* [Your goal]: Write out all of the records exactly once more and skip the images.

[Entries from a dataset of interfaces]
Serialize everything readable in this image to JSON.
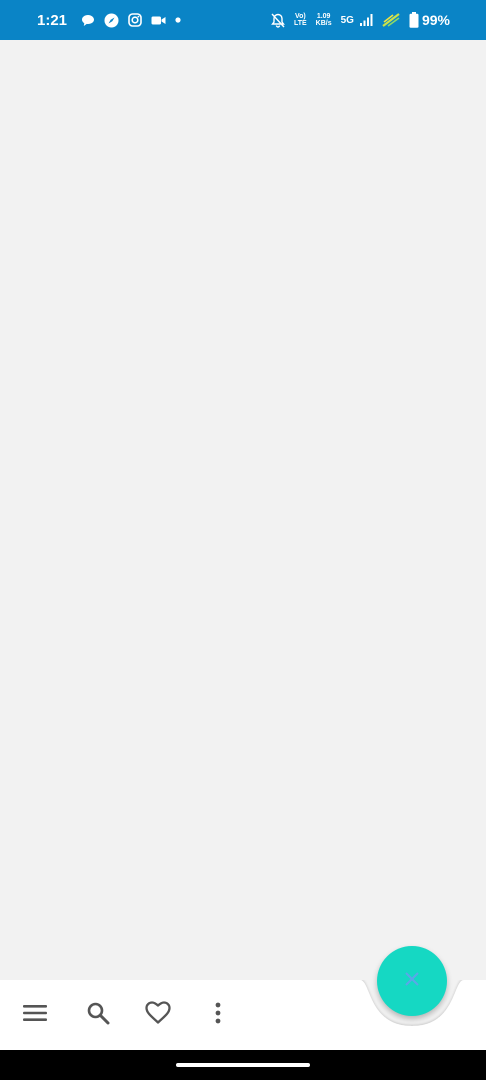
{
  "status_bar": {
    "time": "1:21",
    "volte_top": "Vo)",
    "volte_bottom": "LTE",
    "speed_value": "1.09",
    "speed_unit": "KB/s",
    "network_type": "5G",
    "battery_percent": "99%",
    "notification_icons": [
      "chat-bubble-icon",
      "compass-icon",
      "instagram-icon",
      "video-camera-icon",
      "dot-icon"
    ],
    "system_icons": [
      "bell-off-icon",
      "signal-icon",
      "charging-icon",
      "battery-icon"
    ]
  },
  "bottom_bar": {
    "actions": [
      "menu-icon",
      "search-icon",
      "heart-icon",
      "more-vert-icon"
    ],
    "fab_icon": "close-icon"
  },
  "colors": {
    "status_bar": "#0a84c6",
    "background": "#f2f2f2",
    "bottom_bar": "#ffffff",
    "fab": "#15d8c3",
    "fab_icon": "#5aa7e8",
    "nav_icons": "#555555"
  }
}
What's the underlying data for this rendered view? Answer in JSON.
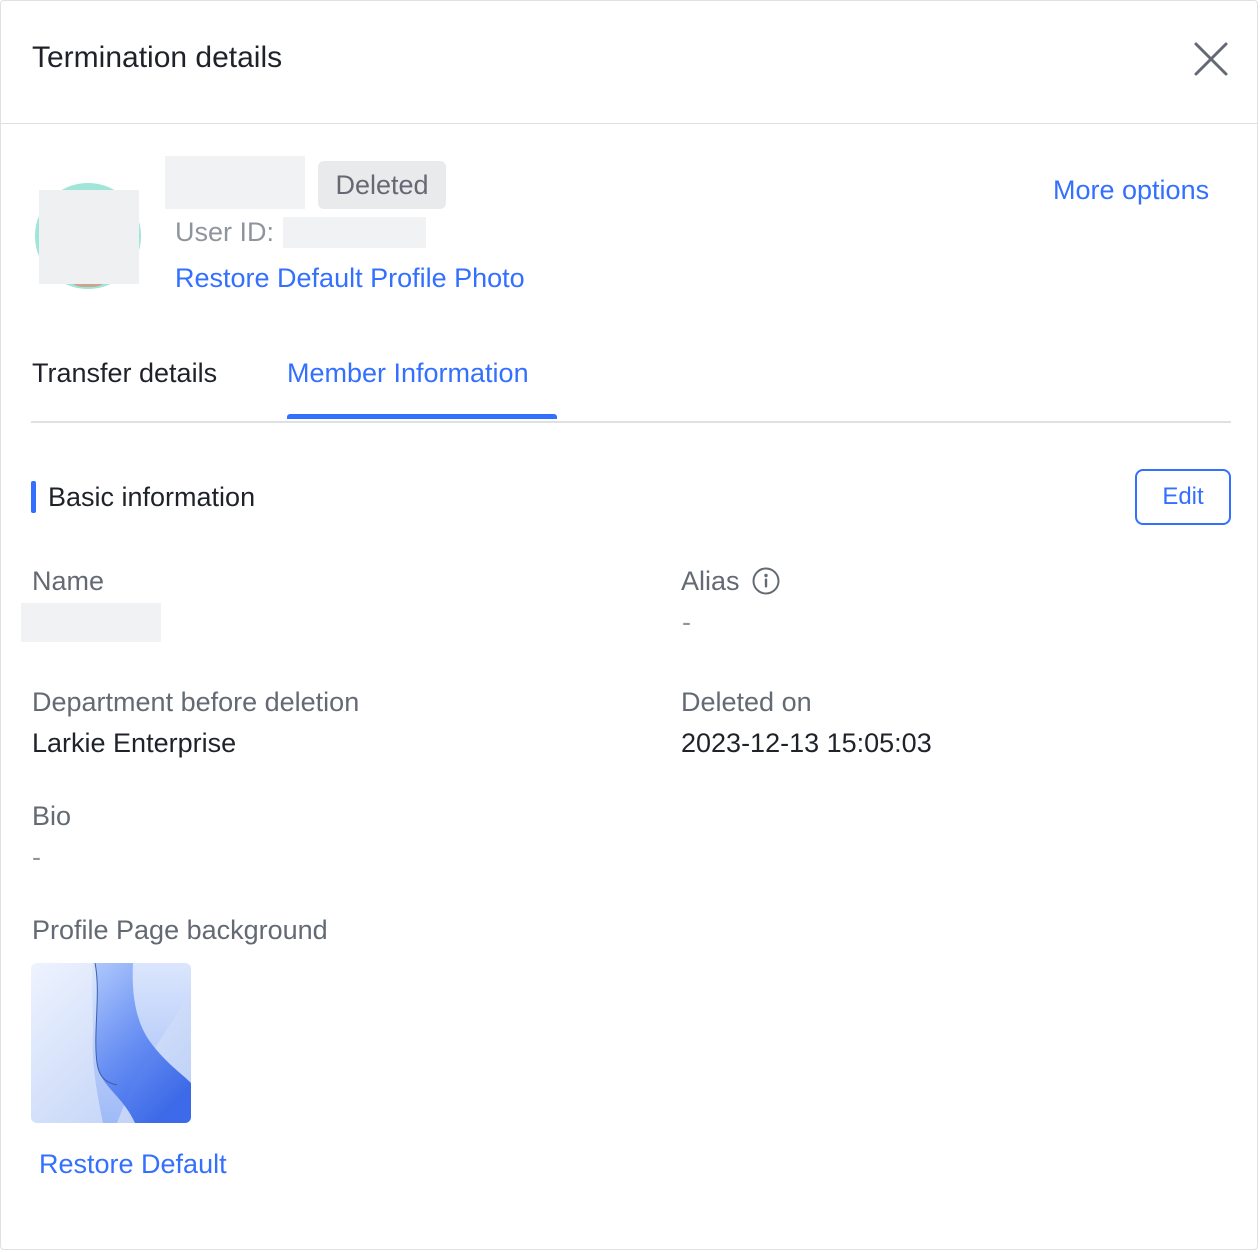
{
  "header": {
    "title": "Termination details",
    "close_icon": "close-icon"
  },
  "profile": {
    "status_badge": "Deleted",
    "user_id_label": "User ID:",
    "restore_photo_link": "Restore Default Profile Photo",
    "more_options_link": "More options"
  },
  "tabs": [
    {
      "label": "Transfer details",
      "active": false
    },
    {
      "label": "Member Information",
      "active": true
    }
  ],
  "section": {
    "title": "Basic information",
    "edit_label": "Edit"
  },
  "fields": {
    "name_label": "Name",
    "alias_label": "Alias",
    "alias_value": "-",
    "department_label": "Department before deletion",
    "department_value": "Larkie Enterprise",
    "deleted_on_label": "Deleted on",
    "deleted_on_value": "2023-12-13 15:05:03",
    "bio_label": "Bio",
    "bio_value": "-",
    "background_label": "Profile Page background",
    "restore_default_link": "Restore Default"
  },
  "colors": {
    "accent": "#3370ff",
    "text": "#1f2329",
    "secondary": "#646a73",
    "badge_bg": "#e9eaec"
  }
}
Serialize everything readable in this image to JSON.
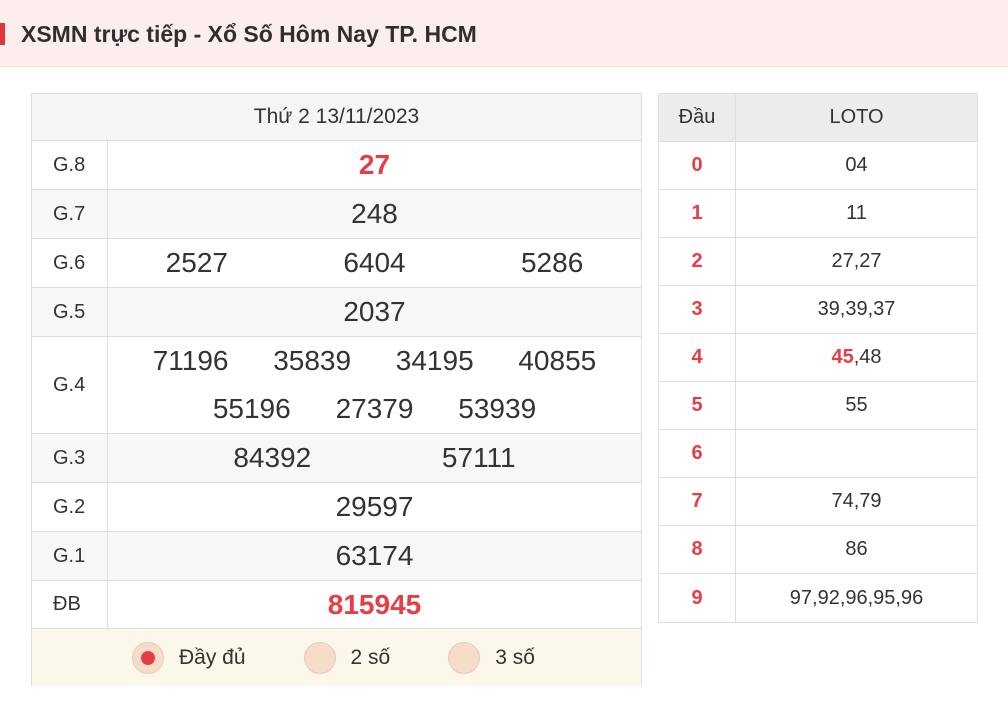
{
  "page": {
    "title": "XSMN trực tiếp - Xổ Số Hôm Nay TP. HCM"
  },
  "results": {
    "date": "Thứ 2 13/11/2023",
    "prizes": [
      {
        "label": "G.8",
        "numbers": [
          "27"
        ],
        "highlight": true
      },
      {
        "label": "G.7",
        "numbers": [
          "248"
        ]
      },
      {
        "label": "G.6",
        "numbers": [
          "2527",
          "6404",
          "5286"
        ]
      },
      {
        "label": "G.5",
        "numbers": [
          "2037"
        ]
      },
      {
        "label": "G.4",
        "numbers": [
          "71196",
          "35839",
          "34195",
          "40855",
          "55196",
          "27379",
          "53939"
        ]
      },
      {
        "label": "G.3",
        "numbers": [
          "84392",
          "57111"
        ]
      },
      {
        "label": "G.2",
        "numbers": [
          "29597"
        ]
      },
      {
        "label": "G.1",
        "numbers": [
          "63174"
        ]
      },
      {
        "label": "ĐB",
        "numbers": [
          "815945"
        ],
        "highlight": true
      }
    ],
    "options": [
      {
        "label": "Đầy đủ",
        "selected": true
      },
      {
        "label": "2 số",
        "selected": false
      },
      {
        "label": "3 số",
        "selected": false
      }
    ]
  },
  "loto": {
    "header_dau": "Đầu",
    "header_loto": "LOTO",
    "rows": [
      {
        "dau": "0",
        "values": "04"
      },
      {
        "dau": "1",
        "values": "11"
      },
      {
        "dau": "2",
        "values": "27,27"
      },
      {
        "dau": "3",
        "values": "39,39,37"
      },
      {
        "dau": "4",
        "highlight": "45",
        "rest": ",48"
      },
      {
        "dau": "5",
        "values": "55"
      },
      {
        "dau": "6",
        "values": ""
      },
      {
        "dau": "7",
        "values": "74,79"
      },
      {
        "dau": "8",
        "values": "86"
      },
      {
        "dau": "9",
        "values": "97,92,96,95,96"
      }
    ]
  },
  "colors": {
    "accent": "#e53e45",
    "header_bg": "#fdeeee",
    "footer_bg": "#fbf8ea"
  }
}
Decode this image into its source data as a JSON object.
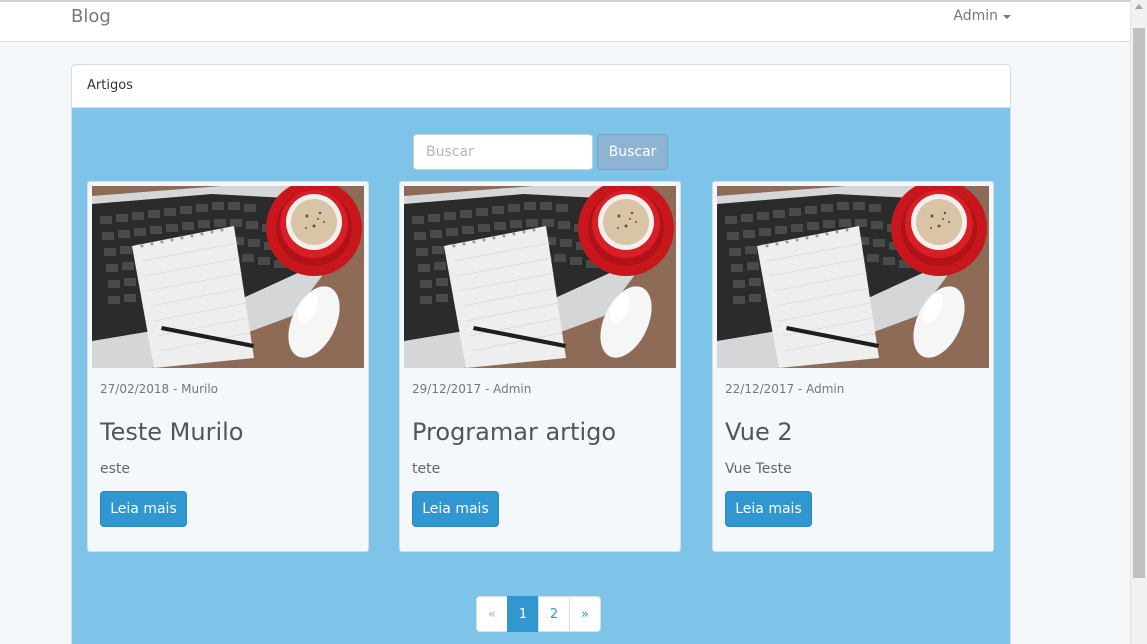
{
  "navbar": {
    "brand": "Blog",
    "user": "Admin"
  },
  "panel": {
    "heading": "Artigos"
  },
  "search": {
    "placeholder": "Buscar",
    "button_label": "Buscar"
  },
  "articles": [
    {
      "meta": "27/02/2018 - Murilo",
      "title": "Teste Murilo",
      "excerpt": "este",
      "button_label": "Leia mais"
    },
    {
      "meta": "29/12/2017 - Admin",
      "title": "Programar artigo",
      "excerpt": "tete",
      "button_label": "Leia mais"
    },
    {
      "meta": "22/12/2017 - Admin",
      "title": "Vue 2",
      "excerpt": "Vue Teste",
      "button_label": "Leia mais"
    }
  ],
  "pagination": {
    "prev": "«",
    "pages": [
      "1",
      "2"
    ],
    "current": "1",
    "next": "»"
  },
  "colors": {
    "panel_body": "#7dc4e8",
    "primary": "#3097d1",
    "search_button": "#8eb4d4"
  }
}
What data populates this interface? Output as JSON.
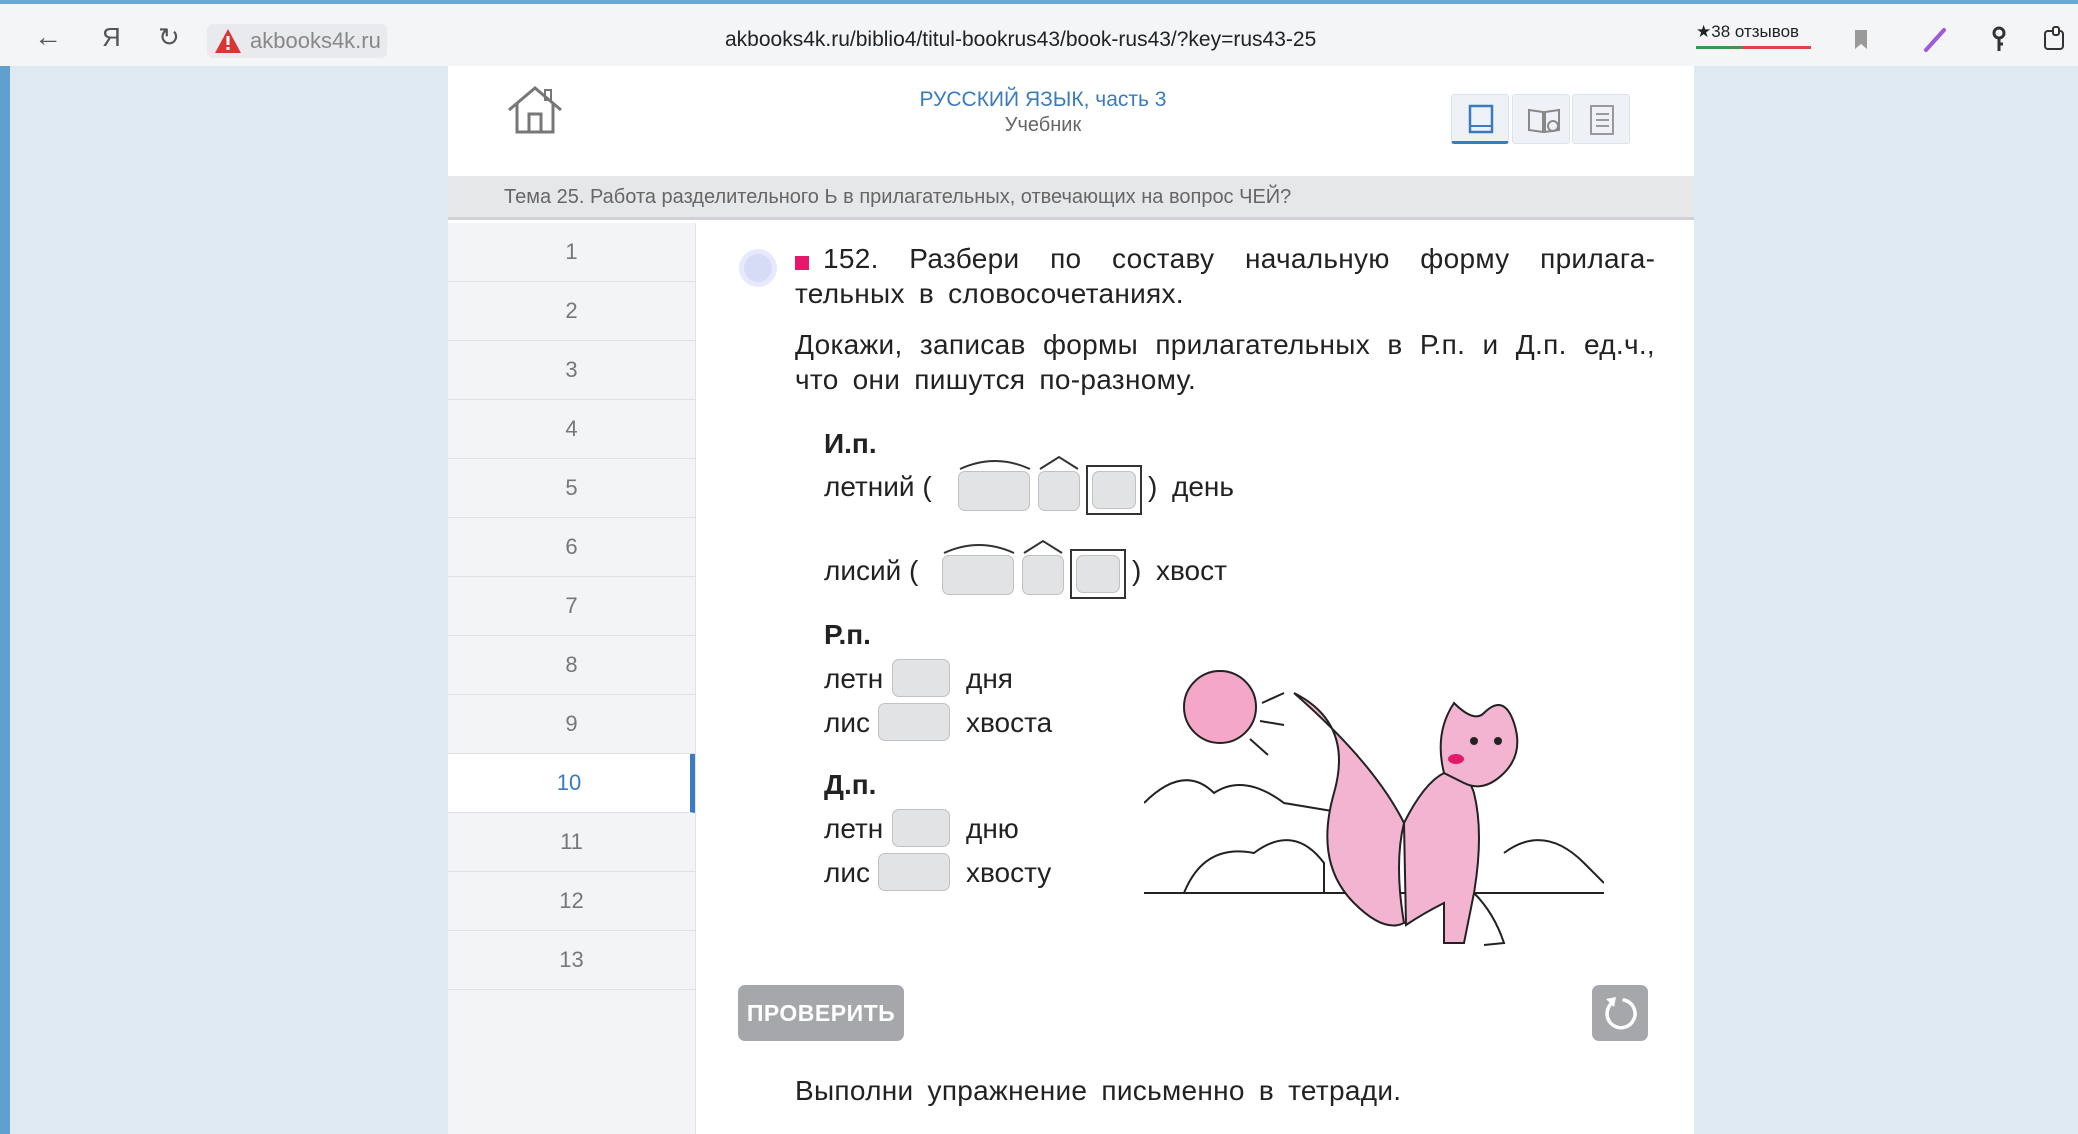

* [Solution for this task]:
Serialize everything readable in this image to JSON.
{
  "status_bar": {
    "time": "1:21",
    "volte_top": "Vo)",
    "volte_bottom": "LTE",
    "speed_value": "1.09",
    "speed_unit": "KB/s",
    "network_type": "5G",
    "battery_percent": "99%",
    "notification_icons": [
      "chat-bubble-icon",
      "compass-icon",
      "instagram-icon",
      "video-camera-icon",
      "dot-icon"
    ],
    "system_icons": [
      "bell-off-icon",
      "signal-icon",
      "charging-icon",
      "battery-icon"
    ]
  },
  "bottom_bar": {
    "actions": [
      "menu-icon",
      "search-icon",
      "heart-icon",
      "more-vert-icon"
    ],
    "fab_icon": "close-icon"
  },
  "colors": {
    "status_bar": "#0a84c6",
    "background": "#f2f2f2",
    "bottom_bar": "#ffffff",
    "fab": "#15d8c3",
    "fab_icon": "#5aa7e8",
    "nav_icons": "#555555"
  }
}
What's the underlying data for this rendered view? Answer in JSON.
{
  "header": {
    "title": "Termination details",
    "close_icon": "close-icon"
  },
  "profile": {
    "status_badge": "Deleted",
    "user_id_label": "User ID:",
    "restore_photo_link": "Restore Default Profile Photo",
    "more_options_link": "More options"
  },
  "tabs": [
    {
      "label": "Transfer details",
      "active": false
    },
    {
      "label": "Member Information",
      "active": true
    }
  ],
  "section": {
    "title": "Basic information",
    "edit_label": "Edit"
  },
  "fields": {
    "name_label": "Name",
    "alias_label": "Alias",
    "alias_value": "-",
    "department_label": "Department before deletion",
    "department_value": "Larkie Enterprise",
    "deleted_on_label": "Deleted on",
    "deleted_on_value": "2023-12-13 15:05:03",
    "bio_label": "Bio",
    "bio_value": "-",
    "background_label": "Profile Page background",
    "restore_default_link": "Restore Default"
  },
  "colors": {
    "accent": "#3370ff",
    "text": "#1f2329",
    "secondary": "#646a73",
    "badge_bg": "#e9eaec"
  }
}
Serialize everything readable in this image to JSON.
{
  "page": {
    "title": "XSMN trực tiếp - Xổ Số Hôm Nay TP. HCM"
  },
  "results": {
    "date": "Thứ 2 13/11/2023",
    "prizes": [
      {
        "label": "G.8",
        "numbers": [
          "27"
        ],
        "highlight": true
      },
      {
        "label": "G.7",
        "numbers": [
          "248"
        ]
      },
      {
        "label": "G.6",
        "numbers": [
          "2527",
          "6404",
          "5286"
        ]
      },
      {
        "label": "G.5",
        "numbers": [
          "2037"
        ]
      },
      {
        "label": "G.4",
        "numbers": [
          "71196",
          "35839",
          "34195",
          "40855",
          "55196",
          "27379",
          "53939"
        ]
      },
      {
        "label": "G.3",
        "numbers": [
          "84392",
          "57111"
        ]
      },
      {
        "label": "G.2",
        "numbers": [
          "29597"
        ]
      },
      {
        "label": "G.1",
        "numbers": [
          "63174"
        ]
      },
      {
        "label": "ĐB",
        "numbers": [
          "815945"
        ],
        "highlight": true
      }
    ],
    "options": [
      {
        "label": "Đầy đủ",
        "selected": true
      },
      {
        "label": "2 số",
        "selected": false
      },
      {
        "label": "3 số",
        "selected": false
      }
    ]
  },
  "loto": {
    "header_dau": "Đầu",
    "header_loto": "LOTO",
    "rows": [
      {
        "dau": "0",
        "values": "04"
      },
      {
        "dau": "1",
        "values": "11"
      },
      {
        "dau": "2",
        "values": "27,27"
      },
      {
        "dau": "3",
        "values": "39,39,37"
      },
      {
        "dau": "4",
        "highlight": "45",
        "rest": ",48"
      },
      {
        "dau": "5",
        "values": "55"
      },
      {
        "dau": "6",
        "values": ""
      },
      {
        "dau": "7",
        "values": "74,79"
      },
      {
        "dau": "8",
        "values": "86"
      },
      {
        "dau": "9",
        "values": "97,92,96,95,96"
      }
    ]
  },
  "colors": {
    "accent": "#e53e45",
    "header_bg": "#fdeeee",
    "footer_bg": "#fbf8ea"
  }
}
Decode this image into its source data as a JSON object.
{
  "navbar": {
    "brand": "Blog",
    "user": "Admin"
  },
  "panel": {
    "heading": "Artigos"
  },
  "search": {
    "placeholder": "Buscar",
    "button_label": "Buscar"
  },
  "articles": [
    {
      "meta": "27/02/2018 - Murilo",
      "title": "Teste Murilo",
      "excerpt": "este",
      "button_label": "Leia mais"
    },
    {
      "meta": "29/12/2017 - Admin",
      "title": "Programar artigo",
      "excerpt": "tete",
      "button_label": "Leia mais"
    },
    {
      "meta": "22/12/2017 - Admin",
      "title": "Vue 2",
      "excerpt": "Vue Teste",
      "button_label": "Leia mais"
    }
  ],
  "pagination": {
    "prev": "«",
    "pages": [
      "1",
      "2"
    ],
    "current": "1",
    "next": "»"
  },
  "colors": {
    "panel_body": "#7dc4e8",
    "primary": "#3097d1",
    "search_button": "#8eb4d4"
  }
}
What data populates this interface? Output as JSON.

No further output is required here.